Holding ACL for two weekends will give more students the chance to attend the TX-OU game, allow for greater sales opportunities for Austin businesses and give pedicab drivers an extra weekend to take advantage of the flux of people in need of rides.

“We are pleased that the Austin City Council passed the resolution to negotiate a new contract for the rental of Zilker Park for the Austin City Limits Music Festival,” C3 Presents spokesperson Sandee Fenton said.

According to a 2011 KXAN news story, ACL rakes in more than $73 million in visitor spending and total economic impact for Austin, so many expect the extra weekend will increase this number.

The extended ACL will operate exactly like traditional festivals, giving some people a second chance to attend.

The TX-OU football game is taking place Saturday, Oct. 13 this year, right in the middle of the ACL festival — students and football fans will have to choose between the two. Although students have the opportunity to attend both the game and the festival, psychology junior Paige Schutze said the price of each ticket might hold them back.

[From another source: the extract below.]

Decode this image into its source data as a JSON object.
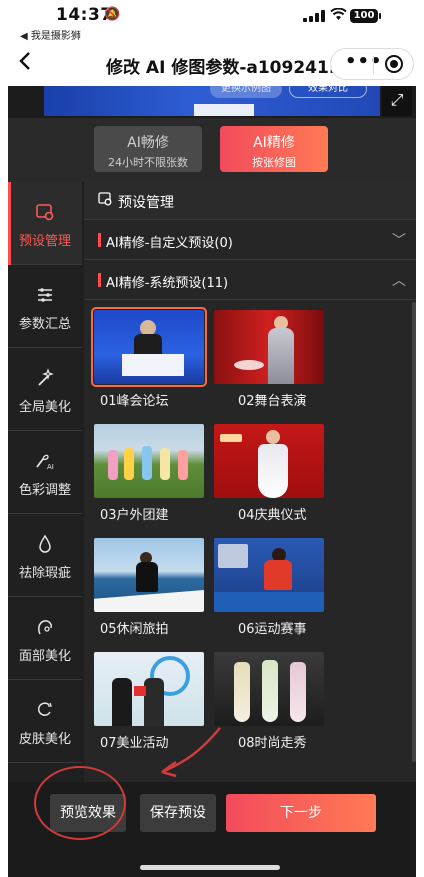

“Both the TX-OU game and ACL are expensive, so I think students will still end up having to make a choice between the two events,” Schutze said.

Advertising junior and pedicab driver Colby Belcher said ACL is probably the busiest time in Austin for pedicab drivers. Pedicab drivers line the streets at the end of each day of the festival waiting for tired festival goers to hitch a ride. It is a prime time for pedicab drivers to pick up passengers because those leaving the festival are exiting through the same gates.

“Most people leaving the festival are usually going to hotels or parking garages nearby, so it is easy to drop customers off and then loop back to the exit to pick up more people,” Belcher said. “ACL is like Christmas for pedicabbers.”

Barton Springs Road serves as a direct route into ACL, so hordes of people walk the street during the festival. More than 70,000 people attend each day, so the businesses on Barton Springs receive more customers than usual. Shady Grove manager Rusty Zagst said ACL brings a new clientele to his restaurant because of the number of people from out of town.

“Business during ACL can be a little troublesome because of all of the cars and traffic, but we do have the chance to expose ourselves to a new audience,” Zagst said. “Two weekends, bring it on.”